After I sign an advance directive, can it be revoked if I change my mind?
Your advance directive may be revoked at any time. In Kentucky, this document may be revoked by stating this in writing, by oral statement in the presence of a health care provider and another adult, or by destroying the advance directive document. Please notify hospital personnel as soon as possible if you decide to revoke your advance directive.
What should I tell my doctor?
You should make your physician(s) aware of your advance directive, and discuss with your physician(s) any concerns or questions regarding your wishes.
Will the hospital and my doctor honor my advance directive?
It is Hardin Memorial Hospital’s policy to honor your advance directive or instruction from your health care surrogate to the full extent required or allowed by Kentucky law. By law, any physician or health care facility which refuses to comply with your advance directive or decision of your surrogate shall inform you or your surrogate. Should this become the case, you or your surrogate may request another physician or request a transfer to another health care facility.
Will the hospital keep my advance directive on file?
Although healthcare providers cannot require you to have an advance directive, federal law requires hospitals to inform patients about advance directives when they are admitted, and to ask them whether they have an advance directive. When you give us a copy of your advance directive, it is placed on your chart so that your doctors and hospital personnel are aware of your wishes. When you are discharged from the hospital, the copy of your advance directive is filed with your chart from that particular visit. You should bring a copy of your advance directive to the hospital each time you are admitted.
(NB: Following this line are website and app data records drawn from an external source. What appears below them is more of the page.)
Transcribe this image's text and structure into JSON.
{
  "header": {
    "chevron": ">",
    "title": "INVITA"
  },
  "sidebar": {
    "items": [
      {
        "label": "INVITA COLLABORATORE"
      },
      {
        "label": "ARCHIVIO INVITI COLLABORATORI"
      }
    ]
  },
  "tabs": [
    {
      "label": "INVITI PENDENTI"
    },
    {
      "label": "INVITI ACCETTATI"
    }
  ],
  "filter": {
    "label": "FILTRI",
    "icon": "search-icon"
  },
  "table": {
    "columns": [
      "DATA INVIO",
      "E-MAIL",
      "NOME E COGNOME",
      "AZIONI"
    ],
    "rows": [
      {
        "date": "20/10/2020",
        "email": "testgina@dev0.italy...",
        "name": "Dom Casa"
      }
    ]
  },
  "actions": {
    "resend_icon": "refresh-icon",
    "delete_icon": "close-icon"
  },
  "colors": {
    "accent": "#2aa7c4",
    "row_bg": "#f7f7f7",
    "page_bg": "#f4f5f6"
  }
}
Sometimes, patients change their advance directives, and it is important that we have your most current version.
How do I make an advance directive?
Should you decide to execute an advance directive, the Kentucky living will directive form is enclosed. Please read it carefully before making a decision to sign it. Remember that a living will directive is a legal document with legal consequences. If you have any questions regarding the legal effect of this document, please consult an attorney. The information provided to you by Hardin Memorial Hospital is not intended to be nor should it be relied upon as legal advice. In Kentucky, the living will directive must be either notarized by a notary public, or witnessed by two adults in your presence and in the presence of each other. The individuals who may witness or notarize your signature on this document cannot be your blood relative, your beneficiary, your attending physician, or any person financially responsible for your health care. Employees of the hospital may not serve as witnesses, but may notarize your signature. Notary services are available by contacting our Patient Advocate during regular business hours.
How can I get more information?
More information on advance directives is available by contacting our Patient Advocate at (270) 706-1327.